» **DATA LISTING**
======

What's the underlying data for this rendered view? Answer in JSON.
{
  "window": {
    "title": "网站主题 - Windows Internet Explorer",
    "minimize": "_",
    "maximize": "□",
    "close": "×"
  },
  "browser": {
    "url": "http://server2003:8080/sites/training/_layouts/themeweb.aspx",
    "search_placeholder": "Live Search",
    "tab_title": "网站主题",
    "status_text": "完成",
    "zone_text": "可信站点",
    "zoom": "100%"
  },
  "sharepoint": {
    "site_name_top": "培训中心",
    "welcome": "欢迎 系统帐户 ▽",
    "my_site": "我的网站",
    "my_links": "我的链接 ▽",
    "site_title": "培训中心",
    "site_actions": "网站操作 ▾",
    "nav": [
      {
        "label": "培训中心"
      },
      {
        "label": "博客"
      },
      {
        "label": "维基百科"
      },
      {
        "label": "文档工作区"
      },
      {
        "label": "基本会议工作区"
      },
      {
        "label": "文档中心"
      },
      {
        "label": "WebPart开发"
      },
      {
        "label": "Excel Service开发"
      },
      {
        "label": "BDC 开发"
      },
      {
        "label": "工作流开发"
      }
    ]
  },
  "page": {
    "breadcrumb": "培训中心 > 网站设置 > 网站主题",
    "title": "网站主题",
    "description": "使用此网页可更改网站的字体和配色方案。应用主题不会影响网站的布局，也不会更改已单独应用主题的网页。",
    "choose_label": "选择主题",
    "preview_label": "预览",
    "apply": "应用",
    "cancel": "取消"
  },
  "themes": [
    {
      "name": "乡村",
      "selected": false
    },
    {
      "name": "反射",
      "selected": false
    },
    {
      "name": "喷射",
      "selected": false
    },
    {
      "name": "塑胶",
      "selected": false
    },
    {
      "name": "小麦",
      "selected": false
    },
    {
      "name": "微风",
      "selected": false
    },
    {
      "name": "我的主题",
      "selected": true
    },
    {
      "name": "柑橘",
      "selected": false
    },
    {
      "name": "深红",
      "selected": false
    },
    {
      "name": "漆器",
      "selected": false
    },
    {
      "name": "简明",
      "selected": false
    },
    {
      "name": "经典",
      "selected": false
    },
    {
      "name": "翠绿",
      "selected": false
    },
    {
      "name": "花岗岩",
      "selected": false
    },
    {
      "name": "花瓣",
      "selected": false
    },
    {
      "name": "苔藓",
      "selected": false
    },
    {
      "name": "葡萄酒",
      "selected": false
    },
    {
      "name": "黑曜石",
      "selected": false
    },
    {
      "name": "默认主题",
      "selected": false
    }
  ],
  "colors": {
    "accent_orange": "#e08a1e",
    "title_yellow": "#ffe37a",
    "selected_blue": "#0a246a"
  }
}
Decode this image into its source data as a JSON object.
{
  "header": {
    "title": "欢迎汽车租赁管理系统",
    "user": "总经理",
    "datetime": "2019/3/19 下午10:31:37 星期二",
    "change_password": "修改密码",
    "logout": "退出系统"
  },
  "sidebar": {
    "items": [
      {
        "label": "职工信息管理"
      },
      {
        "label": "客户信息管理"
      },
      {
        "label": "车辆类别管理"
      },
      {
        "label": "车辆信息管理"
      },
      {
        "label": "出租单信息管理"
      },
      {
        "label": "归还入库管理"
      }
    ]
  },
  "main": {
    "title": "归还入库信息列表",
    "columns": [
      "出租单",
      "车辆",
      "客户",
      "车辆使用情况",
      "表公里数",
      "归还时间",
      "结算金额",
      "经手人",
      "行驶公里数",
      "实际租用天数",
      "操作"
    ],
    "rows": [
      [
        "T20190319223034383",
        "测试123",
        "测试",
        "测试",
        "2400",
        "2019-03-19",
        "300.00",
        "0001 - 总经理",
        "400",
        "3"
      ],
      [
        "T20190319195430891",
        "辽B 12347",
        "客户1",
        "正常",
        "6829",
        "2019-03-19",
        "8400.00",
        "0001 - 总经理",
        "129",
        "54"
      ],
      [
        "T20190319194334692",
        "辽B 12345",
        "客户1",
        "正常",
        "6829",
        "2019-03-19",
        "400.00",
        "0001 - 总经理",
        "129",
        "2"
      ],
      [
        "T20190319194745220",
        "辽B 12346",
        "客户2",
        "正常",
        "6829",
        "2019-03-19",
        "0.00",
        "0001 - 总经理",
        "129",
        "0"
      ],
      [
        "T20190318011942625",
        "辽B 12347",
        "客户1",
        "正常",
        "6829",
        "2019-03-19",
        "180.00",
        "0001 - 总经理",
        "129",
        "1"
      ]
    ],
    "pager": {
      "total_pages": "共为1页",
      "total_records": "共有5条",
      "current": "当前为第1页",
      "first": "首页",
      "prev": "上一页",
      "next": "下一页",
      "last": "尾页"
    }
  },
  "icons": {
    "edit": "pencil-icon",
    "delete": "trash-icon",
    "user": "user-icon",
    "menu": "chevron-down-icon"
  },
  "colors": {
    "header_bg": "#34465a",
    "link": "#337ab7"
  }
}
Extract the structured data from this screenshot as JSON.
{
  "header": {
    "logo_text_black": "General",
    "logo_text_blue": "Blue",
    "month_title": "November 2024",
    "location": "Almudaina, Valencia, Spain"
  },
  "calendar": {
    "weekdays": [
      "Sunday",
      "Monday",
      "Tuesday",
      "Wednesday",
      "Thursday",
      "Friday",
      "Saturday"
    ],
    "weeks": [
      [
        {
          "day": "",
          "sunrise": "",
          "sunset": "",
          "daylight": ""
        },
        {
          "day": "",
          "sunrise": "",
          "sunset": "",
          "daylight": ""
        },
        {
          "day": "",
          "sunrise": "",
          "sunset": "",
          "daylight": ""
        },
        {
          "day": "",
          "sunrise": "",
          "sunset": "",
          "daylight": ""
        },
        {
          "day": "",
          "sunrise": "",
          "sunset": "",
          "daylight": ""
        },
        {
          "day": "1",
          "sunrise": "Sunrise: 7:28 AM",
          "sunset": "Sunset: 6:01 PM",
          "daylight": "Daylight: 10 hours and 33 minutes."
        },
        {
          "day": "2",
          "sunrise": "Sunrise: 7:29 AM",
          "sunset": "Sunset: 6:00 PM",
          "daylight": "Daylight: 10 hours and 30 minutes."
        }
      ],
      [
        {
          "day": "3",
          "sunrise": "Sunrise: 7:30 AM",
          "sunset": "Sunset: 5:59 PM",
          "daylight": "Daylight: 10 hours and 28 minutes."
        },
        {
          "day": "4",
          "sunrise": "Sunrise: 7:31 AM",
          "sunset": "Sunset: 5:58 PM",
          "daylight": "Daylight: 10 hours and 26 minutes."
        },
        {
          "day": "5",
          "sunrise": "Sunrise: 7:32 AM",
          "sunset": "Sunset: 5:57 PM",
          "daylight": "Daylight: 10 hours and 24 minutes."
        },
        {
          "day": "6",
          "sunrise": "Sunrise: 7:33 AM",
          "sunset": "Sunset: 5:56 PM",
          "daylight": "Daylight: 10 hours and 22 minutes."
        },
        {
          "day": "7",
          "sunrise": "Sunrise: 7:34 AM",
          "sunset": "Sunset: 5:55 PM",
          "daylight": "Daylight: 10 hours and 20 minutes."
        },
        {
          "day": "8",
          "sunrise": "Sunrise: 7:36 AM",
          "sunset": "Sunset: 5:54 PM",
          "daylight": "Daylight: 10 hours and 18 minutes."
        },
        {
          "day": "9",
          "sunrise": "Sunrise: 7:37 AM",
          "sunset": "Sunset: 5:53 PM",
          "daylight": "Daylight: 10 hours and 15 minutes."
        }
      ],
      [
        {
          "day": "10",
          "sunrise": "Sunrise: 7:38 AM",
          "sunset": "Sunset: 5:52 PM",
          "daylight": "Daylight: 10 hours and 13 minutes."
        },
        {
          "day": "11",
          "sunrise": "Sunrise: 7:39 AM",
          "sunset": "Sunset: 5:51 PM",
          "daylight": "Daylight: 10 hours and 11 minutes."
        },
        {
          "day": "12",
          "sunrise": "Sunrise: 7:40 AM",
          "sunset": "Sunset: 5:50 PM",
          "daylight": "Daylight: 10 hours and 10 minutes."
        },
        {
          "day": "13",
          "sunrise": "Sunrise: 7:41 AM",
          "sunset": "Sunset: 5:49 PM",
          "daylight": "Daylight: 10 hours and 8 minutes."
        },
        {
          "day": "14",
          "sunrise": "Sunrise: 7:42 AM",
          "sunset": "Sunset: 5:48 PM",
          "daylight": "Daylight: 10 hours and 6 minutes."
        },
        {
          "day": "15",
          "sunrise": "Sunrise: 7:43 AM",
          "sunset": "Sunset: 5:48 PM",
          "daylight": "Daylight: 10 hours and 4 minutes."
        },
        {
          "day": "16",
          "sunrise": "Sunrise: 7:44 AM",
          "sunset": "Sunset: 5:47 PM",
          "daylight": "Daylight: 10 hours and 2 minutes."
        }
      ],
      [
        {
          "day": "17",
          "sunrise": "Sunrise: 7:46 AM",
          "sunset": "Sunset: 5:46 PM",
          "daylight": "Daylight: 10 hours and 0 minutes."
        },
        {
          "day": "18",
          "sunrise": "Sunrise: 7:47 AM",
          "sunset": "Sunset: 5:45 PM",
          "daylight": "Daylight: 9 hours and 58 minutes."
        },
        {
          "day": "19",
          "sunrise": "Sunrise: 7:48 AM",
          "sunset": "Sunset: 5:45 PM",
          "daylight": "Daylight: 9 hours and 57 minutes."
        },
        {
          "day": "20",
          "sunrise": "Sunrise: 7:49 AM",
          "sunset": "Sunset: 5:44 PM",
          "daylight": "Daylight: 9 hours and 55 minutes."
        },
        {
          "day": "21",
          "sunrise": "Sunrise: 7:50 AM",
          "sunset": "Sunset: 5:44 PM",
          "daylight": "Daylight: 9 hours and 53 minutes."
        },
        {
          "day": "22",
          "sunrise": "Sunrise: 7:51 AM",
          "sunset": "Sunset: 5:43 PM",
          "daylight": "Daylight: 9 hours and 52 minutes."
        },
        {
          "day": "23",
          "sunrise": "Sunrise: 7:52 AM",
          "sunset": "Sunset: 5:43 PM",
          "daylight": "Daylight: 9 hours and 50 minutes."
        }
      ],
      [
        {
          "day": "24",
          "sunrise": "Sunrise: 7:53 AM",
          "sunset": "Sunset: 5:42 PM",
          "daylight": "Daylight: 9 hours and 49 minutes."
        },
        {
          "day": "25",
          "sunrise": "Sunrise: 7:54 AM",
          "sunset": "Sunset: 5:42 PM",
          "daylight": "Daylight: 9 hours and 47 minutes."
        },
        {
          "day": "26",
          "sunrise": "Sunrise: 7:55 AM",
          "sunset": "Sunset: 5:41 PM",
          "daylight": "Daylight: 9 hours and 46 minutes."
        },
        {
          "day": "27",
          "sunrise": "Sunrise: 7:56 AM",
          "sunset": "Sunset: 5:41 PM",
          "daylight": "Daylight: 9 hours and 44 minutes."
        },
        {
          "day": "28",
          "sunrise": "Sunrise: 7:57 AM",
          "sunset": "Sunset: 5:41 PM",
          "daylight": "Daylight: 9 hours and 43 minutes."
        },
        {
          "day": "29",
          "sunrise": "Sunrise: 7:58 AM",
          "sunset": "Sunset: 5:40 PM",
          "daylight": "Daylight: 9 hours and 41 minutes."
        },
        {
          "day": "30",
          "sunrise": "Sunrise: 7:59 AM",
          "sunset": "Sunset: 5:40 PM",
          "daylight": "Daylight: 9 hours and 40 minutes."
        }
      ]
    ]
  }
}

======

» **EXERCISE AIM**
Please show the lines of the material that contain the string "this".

» **WRITTEN RESPONSE**
What's the underlying data for this rendered view? Answer in JSON.
Decode this image into its source data as a JSON object.
Extract the structured data from this screenshot as JSON.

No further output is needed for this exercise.